WHAT THE EXERCISE ASKS -
Your task is to copy every line of the entries that contains "time".

SUPPLIED RECORDS -
_ _ _ _ _ _ _

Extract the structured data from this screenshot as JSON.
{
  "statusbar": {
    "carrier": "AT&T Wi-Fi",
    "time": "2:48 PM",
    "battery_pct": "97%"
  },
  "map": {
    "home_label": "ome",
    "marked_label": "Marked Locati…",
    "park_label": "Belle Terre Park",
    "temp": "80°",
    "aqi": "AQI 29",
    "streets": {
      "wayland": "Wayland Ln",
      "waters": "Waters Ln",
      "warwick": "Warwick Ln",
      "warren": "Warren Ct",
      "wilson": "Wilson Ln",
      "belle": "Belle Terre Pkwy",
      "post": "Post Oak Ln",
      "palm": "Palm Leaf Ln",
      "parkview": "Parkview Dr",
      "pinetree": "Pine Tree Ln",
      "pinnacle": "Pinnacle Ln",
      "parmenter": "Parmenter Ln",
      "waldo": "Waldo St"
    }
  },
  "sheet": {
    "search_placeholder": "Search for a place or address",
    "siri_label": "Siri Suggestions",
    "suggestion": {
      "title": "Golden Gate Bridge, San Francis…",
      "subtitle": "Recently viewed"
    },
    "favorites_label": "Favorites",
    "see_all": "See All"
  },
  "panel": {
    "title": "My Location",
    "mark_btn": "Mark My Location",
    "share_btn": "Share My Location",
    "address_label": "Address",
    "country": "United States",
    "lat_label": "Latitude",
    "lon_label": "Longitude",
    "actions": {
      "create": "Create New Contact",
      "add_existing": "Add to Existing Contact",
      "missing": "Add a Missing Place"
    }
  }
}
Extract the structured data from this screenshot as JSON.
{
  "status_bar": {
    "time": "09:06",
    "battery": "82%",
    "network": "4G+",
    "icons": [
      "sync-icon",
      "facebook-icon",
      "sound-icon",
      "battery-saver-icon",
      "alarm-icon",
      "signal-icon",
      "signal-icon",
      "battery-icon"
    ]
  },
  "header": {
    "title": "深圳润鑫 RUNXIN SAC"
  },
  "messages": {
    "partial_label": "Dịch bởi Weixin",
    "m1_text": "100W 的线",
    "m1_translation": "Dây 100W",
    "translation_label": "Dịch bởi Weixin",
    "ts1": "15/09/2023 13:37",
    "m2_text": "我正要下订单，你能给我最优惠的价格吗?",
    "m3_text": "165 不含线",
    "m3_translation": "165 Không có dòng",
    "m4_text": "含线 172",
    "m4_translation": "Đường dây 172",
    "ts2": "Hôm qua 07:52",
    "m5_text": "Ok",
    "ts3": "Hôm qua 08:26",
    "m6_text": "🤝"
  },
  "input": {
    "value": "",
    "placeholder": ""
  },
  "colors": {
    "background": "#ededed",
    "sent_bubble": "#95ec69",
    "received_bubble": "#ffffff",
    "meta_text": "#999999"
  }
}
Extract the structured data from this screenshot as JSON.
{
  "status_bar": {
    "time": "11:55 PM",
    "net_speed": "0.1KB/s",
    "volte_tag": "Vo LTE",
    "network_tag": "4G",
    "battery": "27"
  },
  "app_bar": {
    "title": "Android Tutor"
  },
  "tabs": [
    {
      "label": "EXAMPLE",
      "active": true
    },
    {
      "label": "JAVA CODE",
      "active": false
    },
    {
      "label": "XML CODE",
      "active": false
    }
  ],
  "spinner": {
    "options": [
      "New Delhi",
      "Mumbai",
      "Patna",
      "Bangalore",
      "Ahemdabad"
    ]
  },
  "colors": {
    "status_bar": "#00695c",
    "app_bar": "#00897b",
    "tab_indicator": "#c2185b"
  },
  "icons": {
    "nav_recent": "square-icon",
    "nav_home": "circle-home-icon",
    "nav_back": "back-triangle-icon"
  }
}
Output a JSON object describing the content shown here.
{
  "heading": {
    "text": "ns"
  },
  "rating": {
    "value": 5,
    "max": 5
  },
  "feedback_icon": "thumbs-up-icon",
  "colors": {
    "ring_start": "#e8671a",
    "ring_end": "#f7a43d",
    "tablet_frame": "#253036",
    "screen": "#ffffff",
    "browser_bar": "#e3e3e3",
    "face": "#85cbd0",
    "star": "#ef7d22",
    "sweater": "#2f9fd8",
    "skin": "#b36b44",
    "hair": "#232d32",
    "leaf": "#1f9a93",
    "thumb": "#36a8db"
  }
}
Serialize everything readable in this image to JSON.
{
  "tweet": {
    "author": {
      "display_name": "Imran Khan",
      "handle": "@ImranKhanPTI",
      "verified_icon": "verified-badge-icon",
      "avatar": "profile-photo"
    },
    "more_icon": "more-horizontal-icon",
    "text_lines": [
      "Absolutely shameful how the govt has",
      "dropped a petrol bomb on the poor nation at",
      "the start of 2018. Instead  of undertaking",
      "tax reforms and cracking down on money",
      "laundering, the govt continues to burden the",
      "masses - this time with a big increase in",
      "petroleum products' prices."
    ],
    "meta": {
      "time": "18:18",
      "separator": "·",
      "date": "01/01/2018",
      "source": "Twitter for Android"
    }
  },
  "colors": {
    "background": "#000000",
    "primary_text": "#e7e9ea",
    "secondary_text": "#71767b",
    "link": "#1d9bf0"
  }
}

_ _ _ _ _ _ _

OUTPUT FOR THIS TASK -
    "time": "2:48 PM",
    "time": "09:06",
    "time": "11:55 PM",
      "masses - this time with a big increase in",
      "time": "18:18",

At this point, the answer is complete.